*** Begin section ***

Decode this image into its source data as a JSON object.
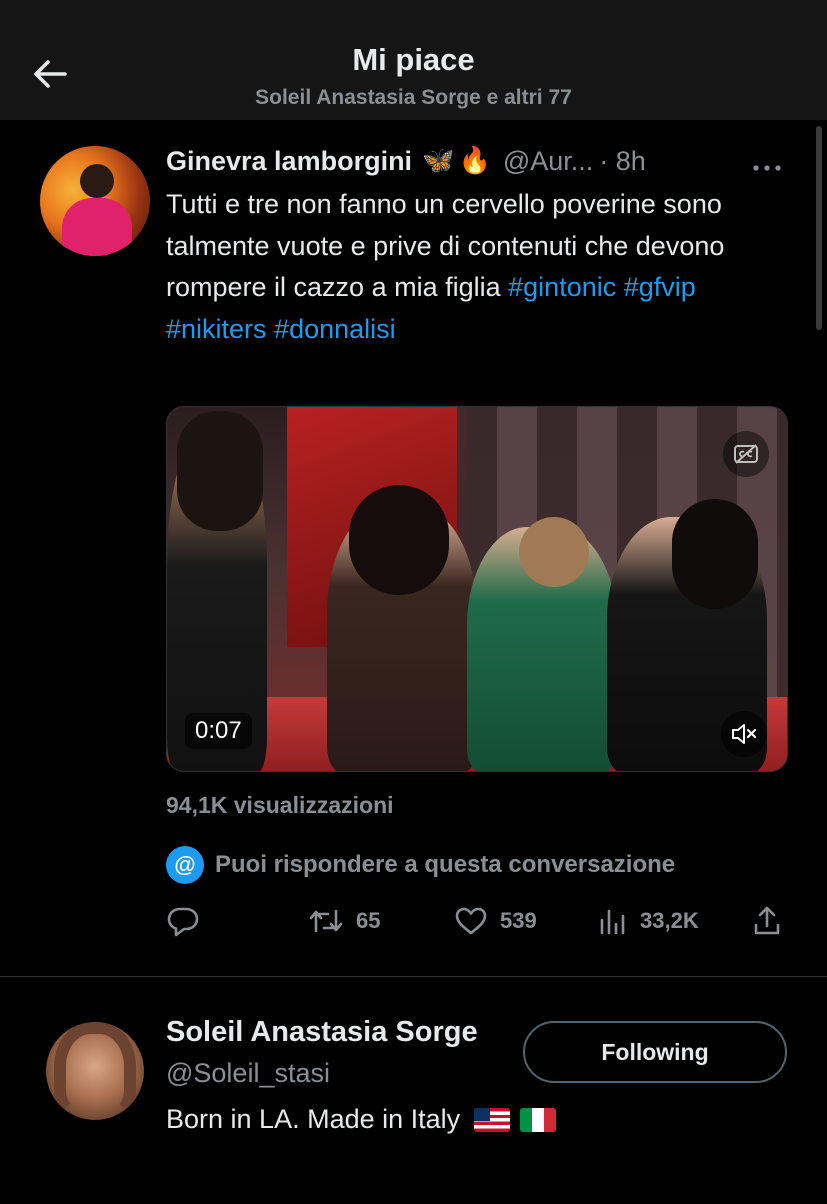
{
  "header": {
    "title": "Mi piace",
    "subtitle": "Soleil Anastasia Sorge e altri 77"
  },
  "tweet": {
    "author_name": "Ginevra lamborgini",
    "emojis": [
      "🦋",
      "🔥"
    ],
    "handle": "@Aur...",
    "time": "· 8h",
    "text_plain": "Tutti e tre non fanno un cervello poverine sono talmente vuote e prive di contenuti che devono rompere il cazzo a mia figlia ",
    "hashtags": [
      "#gintonic",
      "#gfvip",
      "#nikiters",
      "#donnalisi"
    ],
    "media": {
      "duration": "0:07",
      "muted": true
    },
    "views": "94,1K visualizzazioni",
    "reply_info": "Puoi rispondere a questa conversazione",
    "reply_badge": "@",
    "stats": {
      "retweets": "65",
      "likes": "539",
      "views": "33,2K"
    }
  },
  "liker": {
    "name": "Soleil Anastasia Sorge",
    "handle": "@Soleil_stasi",
    "follow_label": "Following",
    "bio": "Born in LA. Made in Italy"
  },
  "icons": {
    "back": "arrow-left-icon",
    "more": "more-horizontal-icon",
    "reply": "reply-icon",
    "retweet": "retweet-icon",
    "like": "heart-icon",
    "views": "bar-chart-icon",
    "share": "share-icon",
    "captions": "closed-captions-icon",
    "mute": "volume-muted-icon"
  },
  "colors": {
    "background": "#000000",
    "header_bg": "#151515",
    "accent": "#1d9bf0",
    "text": "#e7e9ea",
    "muted_text": "#8b8f94"
  }
}
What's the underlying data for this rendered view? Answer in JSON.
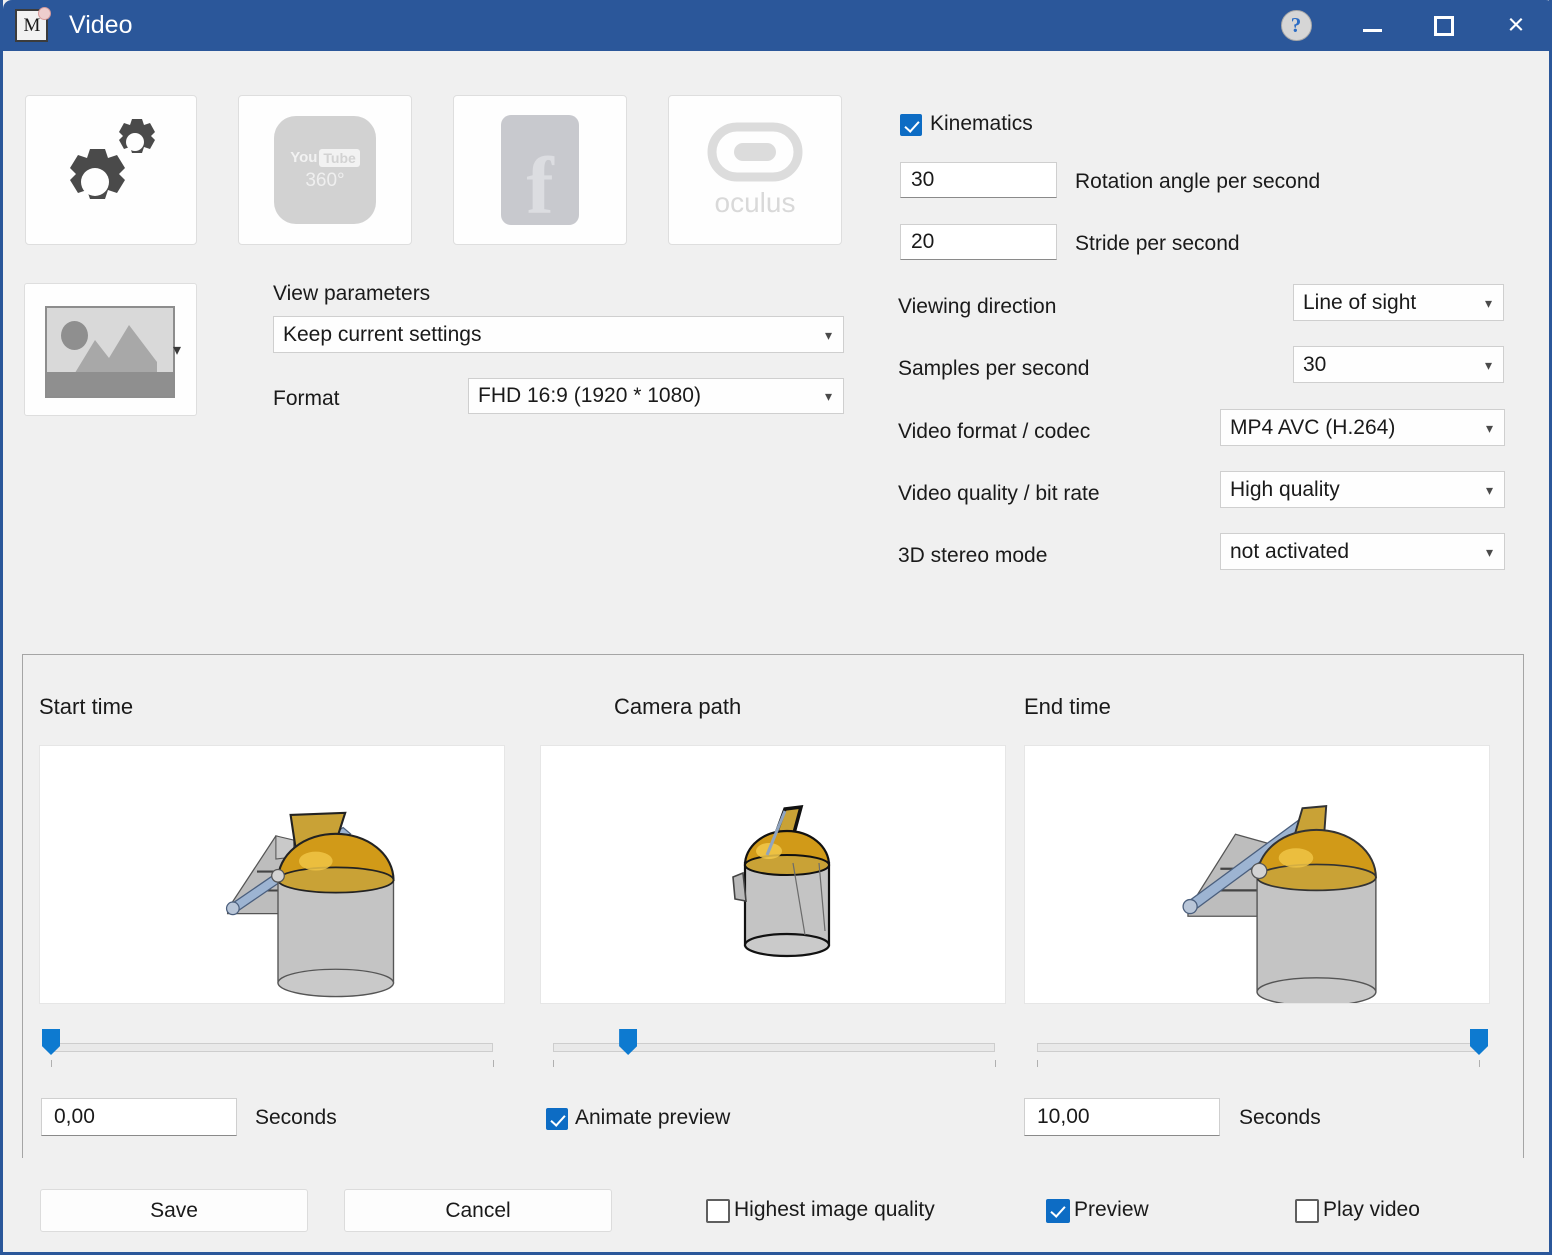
{
  "window": {
    "title": "Video",
    "app_icon": "M",
    "accent_color": "#2b579a",
    "help_glyph": "?",
    "minimize_name": "minimize",
    "maximize_name": "maximize",
    "close_glyph": "×"
  },
  "tiles": [
    {
      "name": "settings",
      "icon": "gears-icon",
      "label": ""
    },
    {
      "name": "youtube360",
      "icon": "youtube-360-icon",
      "label_top": "You",
      "label_tube": "Tube",
      "label_bottom": "360°"
    },
    {
      "name": "facebook",
      "icon": "facebook-icon",
      "label": "f"
    },
    {
      "name": "oculus",
      "icon": "oculus-icon",
      "label": "oculus"
    }
  ],
  "view": {
    "parameters_label": "View parameters",
    "parameters_value": "Keep current settings",
    "format_label": "Format",
    "format_value": "FHD 16:9 (1920 * 1080)",
    "thumbnail_icon": "image-landscape-icon"
  },
  "settings": {
    "kinematics_label": "Kinematics",
    "kinematics_checked": true,
    "rotation_value": "30",
    "rotation_label": "Rotation angle per second",
    "stride_value": "20",
    "stride_label": "Stride per second",
    "viewing_direction_label": "Viewing direction",
    "viewing_direction_value": "Line of sight",
    "samples_label": "Samples per second",
    "samples_value": "30",
    "codec_label": "Video format / codec",
    "codec_value": "MP4 AVC (H.264)",
    "bitrate_label": "Video quality / bit rate",
    "bitrate_value": "High quality",
    "stereo_label": "3D stereo mode",
    "stereo_value": "not activated"
  },
  "timeline": {
    "start_title": "Start time",
    "camera_title": "Camera path",
    "end_title": "End time",
    "start_seconds_value": "0,00",
    "start_seconds_label": "Seconds",
    "end_seconds_value": "10,00",
    "end_seconds_label": "Seconds",
    "animate_label": "Animate preview",
    "animate_checked": true,
    "start_slider_pct": 0,
    "camera_slider_pct": 17,
    "end_slider_pct": 100
  },
  "footer": {
    "save_label": "Save",
    "cancel_label": "Cancel",
    "highest_quality_label": "Highest image quality",
    "highest_quality_checked": false,
    "preview_label": "Preview",
    "preview_checked": true,
    "play_video_label": "Play video",
    "play_video_checked": false
  }
}
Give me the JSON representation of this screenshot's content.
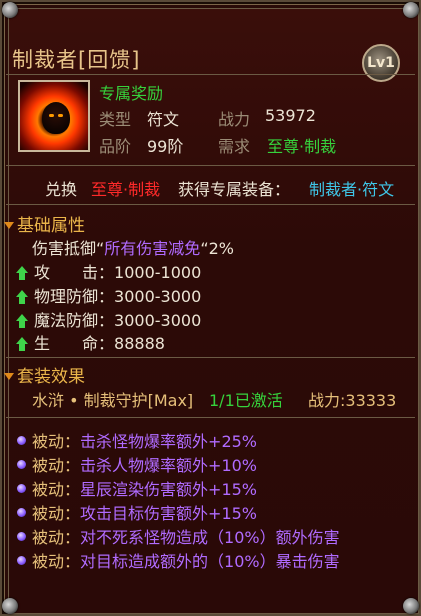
{
  "item": {
    "name": "制裁者[回馈]",
    "level_badge": "Lv1",
    "reward_tag": "专属奖励",
    "type_label": "类型",
    "type_value": "符文",
    "power_label": "战力",
    "power_value": "53972",
    "grade_label": "品阶",
    "grade_value": "99阶",
    "require_label": "需求",
    "require_value": "至尊·制裁"
  },
  "exchange": {
    "prefix": "兑换",
    "source": "至尊·制裁",
    "middle": "获得专属装备：",
    "target": "制裁者·符文"
  },
  "base_attributes": {
    "header": "基础属性",
    "special_prefix": "伤害抵御“",
    "special_name": "所有伤害减免",
    "special_suffix": "“2%",
    "stats": [
      {
        "label": "攻　　击",
        "value": "1000-1000"
      },
      {
        "label": "物理防御",
        "value": "3000-3000"
      },
      {
        "label": "魔法防御",
        "value": "3000-3000"
      },
      {
        "label": "生　　命",
        "value": "88888"
      }
    ]
  },
  "set_effect": {
    "header": "套装效果",
    "set_name": "水浒 • 制裁守护[Max]",
    "activated": "1/1已激活",
    "power": "战力:33333"
  },
  "passives": [
    {
      "tag": "被动：",
      "text": "击杀怪物爆率额外",
      "bonus": "+25%"
    },
    {
      "tag": "被动：",
      "text": "击杀人物爆率额外",
      "bonus": "+10%"
    },
    {
      "tag": "被动：",
      "text": "星辰渲染伤害额外",
      "bonus": "+15%"
    },
    {
      "tag": "被动：",
      "text": "攻击目标伤害额外",
      "bonus": "+15%"
    },
    {
      "tag": "被动：",
      "text": "对不死系怪物造成（10%）额外伤害",
      "bonus": ""
    },
    {
      "tag": "被动：",
      "text": "对目标造成额外的（10%）暴击伤害",
      "bonus": ""
    }
  ]
}
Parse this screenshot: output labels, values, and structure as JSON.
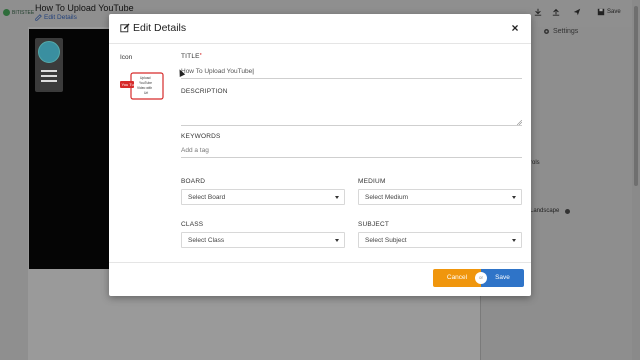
{
  "app": {
    "logo_text": "BITISTEE",
    "title": "How To Upload YouTube",
    "edit_link": "Edit Details",
    "toolbar_save": "Save",
    "settings_tab": "Settings",
    "controls_text": "rols",
    "landscape_text": "Landscape"
  },
  "modal": {
    "title": "Edit Details",
    "icon_label": "Icon",
    "thumbnail_text": [
      "Upload",
      "YouTube",
      "Video with",
      "Url"
    ],
    "thumbnail_badge": "You Tube",
    "title_label": "TITLE",
    "title_required": "*",
    "title_value": "How To Upload YouTube",
    "description_label": "DESCRIPTION",
    "description_value": "",
    "keywords_label": "KEYWORDS",
    "keywords_placeholder": "Add a tag",
    "board_label": "BOARD",
    "board_value": "Select Board",
    "medium_label": "MEDIUM",
    "medium_value": "Select Medium",
    "class_label": "CLASS",
    "class_value": "Select Class",
    "subject_label": "SUBJECT",
    "subject_value": "Select Subject",
    "cancel_label": "Cancel",
    "or_label": "or",
    "save_label": "Save"
  },
  "colors": {
    "cancel": "#f0960d",
    "save": "#2f74c8",
    "youtube_red": "#d62b2b"
  }
}
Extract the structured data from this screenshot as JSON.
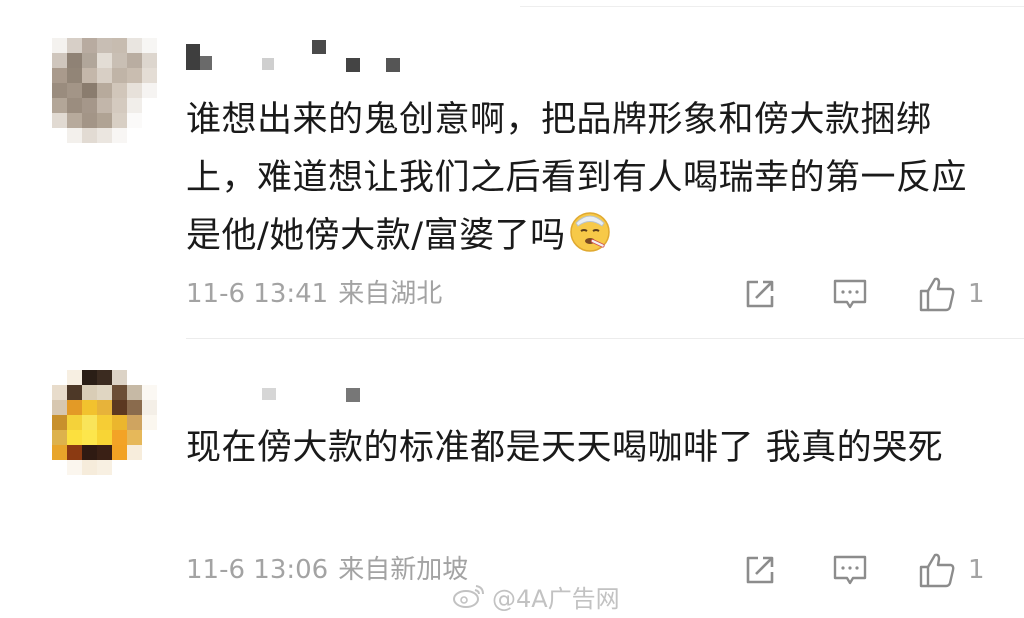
{
  "comments": [
    {
      "text": "谁想出来的鬼创意啊，把品牌形象和傍大款捆绑上，难道想让我们之后看到有人喝瑞幸的第一反应是他/她傍大款/富婆了吗",
      "emoji": "sick-face-emoji",
      "date": "11-6 13:41",
      "location": "来自湖北",
      "likes": "1"
    },
    {
      "text": "现在傍大款的标准都是天天喝咖啡了 我真的哭死",
      "date": "11-6 13:06",
      "location": "来自新加坡",
      "likes": "1"
    }
  ],
  "watermark": "@4A广告网",
  "icons": {
    "share": "share-icon",
    "reply": "comment-icon",
    "like": "thumbs-up-icon",
    "watermark_logo": "weibo-logo-icon"
  },
  "colors": {
    "text": "#1a1a1a",
    "meta": "#a3a3a3",
    "divider": "#ececec",
    "background": "#ffffff"
  }
}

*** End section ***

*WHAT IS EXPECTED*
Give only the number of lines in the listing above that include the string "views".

*EXERCISE OUTPUT*
3